Take Ray. He’s the med tech at our local cancer center that takes Tom’s blood labs every two weeks and flash faxes them over to Mayo. The luck of the draw got us to Ray the first time we went in. Let’s see, that would have been June 26, just about one month ago.
Ray’s not young, not old, with blue highways of experience in his calm, dark eyes. He retired from a career in the Navy, did a high wire act in real estate before everybody crashed with or without a net, then went back to school for his med tech certificate. Ray is kind and he is careful. Checks everything twice. Gives you the feeling he knows his bit of the interlocking puzzle is a corner piece. And he’s right. These periodic blood labs let Tom’s Mayo docs assess whether he is ready for the next treatment cycle.
Ray uses a winged infusion set , sometimes called a butterfly needle. Tom thinks of it as a dragonfly, because its proboscis dips delicately into his blood, sure and unquivering, even while it fills several vials. The technology, along with Ray’s steady hand, results in no bruising or discomfort.

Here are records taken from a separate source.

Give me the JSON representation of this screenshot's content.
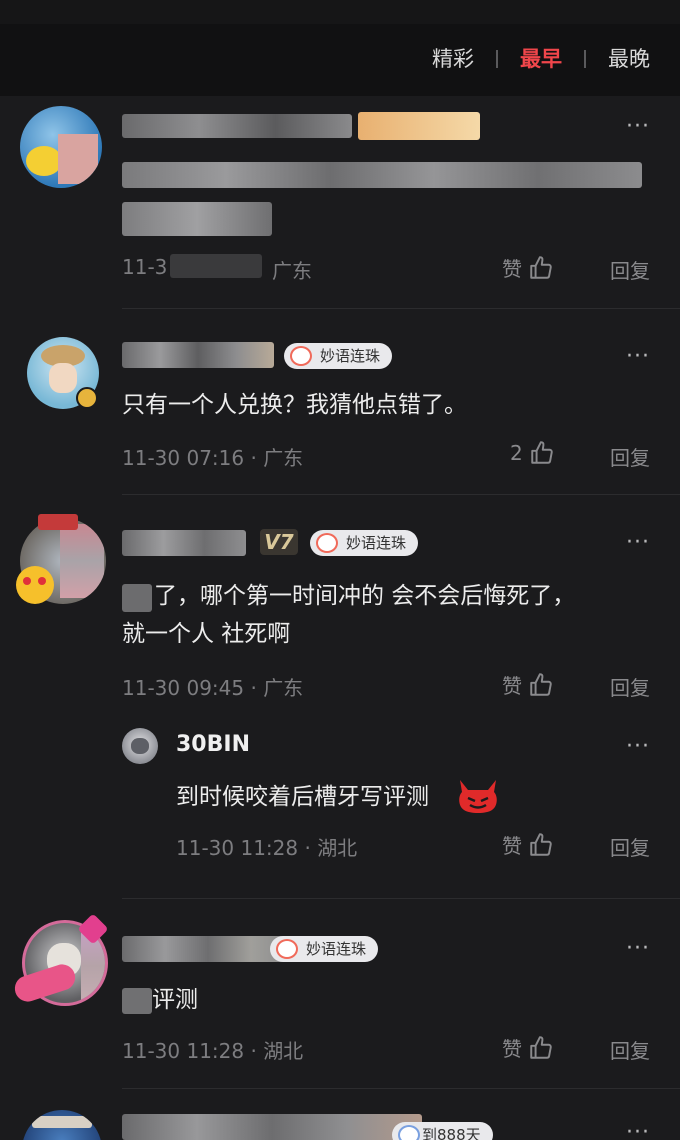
{
  "header": {
    "tabs": [
      {
        "label": "精彩",
        "active": false
      },
      {
        "label": "最早",
        "active": true
      },
      {
        "label": "最晚",
        "active": false
      }
    ]
  },
  "comments": [
    {
      "time": "11-3",
      "location": "广东",
      "like_label": "赞",
      "reply_label": "回复",
      "more": "···"
    },
    {
      "badge": "妙语连珠",
      "content": "只有一个人兑换？我猜他点错了。",
      "time": "11-30 07:16",
      "location": "广东",
      "like_label": "2",
      "reply_label": "回复",
      "more": "···"
    },
    {
      "vip": "V7",
      "badge": "妙语连珠",
      "content_line1": "了，哪个第一时间冲的 会不会后悔死了，",
      "content_line2": "就一个人 社死啊",
      "time": "11-30 09:45",
      "location": "广东",
      "like_label": "赞",
      "reply_label": "回复",
      "more": "···",
      "reply": {
        "username": "30BIN",
        "content": "到时候咬着后槽牙写评测",
        "time": "11-30 11:28",
        "location": "湖北",
        "like_label": "赞",
        "reply_label": "回复",
        "more": "···"
      }
    },
    {
      "badge": "妙语连珠",
      "content": "评测",
      "time": "11-30 11:28",
      "location": "湖北",
      "like_label": "赞",
      "reply_label": "回复",
      "more": "···"
    },
    {
      "badge": "到888天"
    }
  ],
  "colors": {
    "background": "#1b1b1d",
    "header": "#111112",
    "active_tab": "#f0464b"
  }
}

After the first blood-letting, we asked Ray if he would be available to do this every time. “Sure,” he said with a smile that put lights in his eyes. “Just ask for the guy.” We must have looked confused. He waved a hand at the other blood-letting stations in two rows around the small room. Sure enough, all the other med techs were female. He’s “the guy,” and we’re grateful to have him on the team.